Many people have a MAJOR misconception that doctors and their staff are well-versed in how to treat people with disabilities. Many people also wrongly believe that doctors’ offices and clinics are accessible to people with disabilities, including wheelchair users. Even 33 years after the passage of the Americans with Disabilities Act, neither of these presumptions is true. The discrimination that people with disabilities experience in the medical field is known as medical ableism. It’s the wrongful assumption that we live an inferior life and are therefore less deserving of quality healthcare. This type of ableism can come out in many different ways, like dismissing symptoms, refusing to provide accommodations, and making assumptions about a person’s quality of life. Knowing your rights as a patient is one way to protect yourself against medical ableism.
Your doctor must offer “reasonable modifications.”
A reasonable modification means a change to a procedure, part of the clinic, or policy to accommodate a person with a disability. This might mean making space for a service dog or removing a chair to make more room for a patient in a power wheelchair. One of my doctor’s offices makes sure to book me in a specific room because it’s the only room with an adjustable exam table. While most patients transfer to an exam table independently, a patient who is a wheelchair user might need assistance from a trained staff member, a lift, or a support person they brought with them. All of these options could be a reasonable modification to what’s usual practice for that clinic. Doctors should not deny services to a patient who uses a wheelchair simply because they cannot transfer to the clinic’s inaccessible exam table.
Your doctor should speak to you.
Many patients with disabilities have reported they don’t feel like their doctor listens or understands them.

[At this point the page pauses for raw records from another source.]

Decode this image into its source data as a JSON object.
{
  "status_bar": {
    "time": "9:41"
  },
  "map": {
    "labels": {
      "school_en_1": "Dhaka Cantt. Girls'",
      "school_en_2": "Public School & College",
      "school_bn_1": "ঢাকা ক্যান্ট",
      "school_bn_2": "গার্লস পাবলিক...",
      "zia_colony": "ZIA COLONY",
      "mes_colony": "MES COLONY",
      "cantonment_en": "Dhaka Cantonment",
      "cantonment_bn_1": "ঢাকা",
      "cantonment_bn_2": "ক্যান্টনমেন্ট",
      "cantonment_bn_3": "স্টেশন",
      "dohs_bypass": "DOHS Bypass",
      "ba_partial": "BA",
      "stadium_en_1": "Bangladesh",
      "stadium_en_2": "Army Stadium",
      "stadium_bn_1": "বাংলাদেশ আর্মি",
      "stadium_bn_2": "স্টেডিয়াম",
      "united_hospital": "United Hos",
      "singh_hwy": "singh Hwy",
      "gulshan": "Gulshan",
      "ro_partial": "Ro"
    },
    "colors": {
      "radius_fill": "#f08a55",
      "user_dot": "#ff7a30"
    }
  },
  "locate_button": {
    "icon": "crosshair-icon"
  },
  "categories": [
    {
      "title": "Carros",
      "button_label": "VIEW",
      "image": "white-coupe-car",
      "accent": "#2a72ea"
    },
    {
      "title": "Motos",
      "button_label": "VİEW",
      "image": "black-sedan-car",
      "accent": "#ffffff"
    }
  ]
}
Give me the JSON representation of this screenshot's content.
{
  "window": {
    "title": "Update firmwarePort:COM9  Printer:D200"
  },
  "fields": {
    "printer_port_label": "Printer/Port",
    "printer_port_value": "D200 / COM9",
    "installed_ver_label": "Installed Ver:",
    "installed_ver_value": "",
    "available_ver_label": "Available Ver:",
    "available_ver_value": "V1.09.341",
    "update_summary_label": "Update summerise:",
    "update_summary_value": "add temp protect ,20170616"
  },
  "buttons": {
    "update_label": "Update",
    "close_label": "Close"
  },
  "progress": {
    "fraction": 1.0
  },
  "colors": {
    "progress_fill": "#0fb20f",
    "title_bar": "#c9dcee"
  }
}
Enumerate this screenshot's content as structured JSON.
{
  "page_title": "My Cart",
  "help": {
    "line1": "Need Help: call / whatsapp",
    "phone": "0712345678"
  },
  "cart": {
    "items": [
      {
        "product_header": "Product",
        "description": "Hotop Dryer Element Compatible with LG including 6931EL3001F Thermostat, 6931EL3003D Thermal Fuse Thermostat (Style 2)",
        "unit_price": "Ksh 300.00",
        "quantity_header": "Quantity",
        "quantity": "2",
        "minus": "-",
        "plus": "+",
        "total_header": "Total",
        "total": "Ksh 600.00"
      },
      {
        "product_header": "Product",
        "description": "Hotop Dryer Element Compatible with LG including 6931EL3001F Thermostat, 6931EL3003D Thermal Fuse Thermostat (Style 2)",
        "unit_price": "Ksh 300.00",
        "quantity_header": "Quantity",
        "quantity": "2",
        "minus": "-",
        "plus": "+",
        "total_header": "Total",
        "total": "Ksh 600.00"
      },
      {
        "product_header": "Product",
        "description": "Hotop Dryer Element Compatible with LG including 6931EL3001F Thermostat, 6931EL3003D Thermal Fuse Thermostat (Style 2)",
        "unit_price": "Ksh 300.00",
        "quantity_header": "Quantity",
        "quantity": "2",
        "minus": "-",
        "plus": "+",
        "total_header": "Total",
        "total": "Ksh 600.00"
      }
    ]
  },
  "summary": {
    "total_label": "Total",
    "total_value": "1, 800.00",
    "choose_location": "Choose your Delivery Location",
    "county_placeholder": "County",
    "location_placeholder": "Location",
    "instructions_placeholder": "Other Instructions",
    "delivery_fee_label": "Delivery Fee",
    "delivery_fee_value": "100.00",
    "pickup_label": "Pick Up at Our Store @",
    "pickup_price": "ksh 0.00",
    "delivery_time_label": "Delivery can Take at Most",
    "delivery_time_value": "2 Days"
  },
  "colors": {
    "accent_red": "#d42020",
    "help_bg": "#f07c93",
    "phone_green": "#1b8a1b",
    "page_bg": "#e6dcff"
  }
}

Some doctors may speak to a support person in the room rather than the patient. You should expect clear, direct communication from your doctor. Doctors receive little to no training in most medical schools for how to engage with patients with disabilities. If you notice your doctor is avoiding direct communication, you can say something like, “Please speak to me about my medical history or decisions about treatment.”
Take care of yourself.
People with disabilities need the same preventative services that nondisabled people should access regularly, but they are far less likely to get them. When screenings are missed, conditions like cancer can be much more difficult or impossible to treat because they are caught too late. These are issues of life and death. Despite the obstacles, barriers, and even medical ableism, it is imperative that people with disabilities make those appointments for preventative healthcare and attend them! Find out if you’re up to date on your preventative care. See you at the doctor’s office!
Written By: Kara Ayers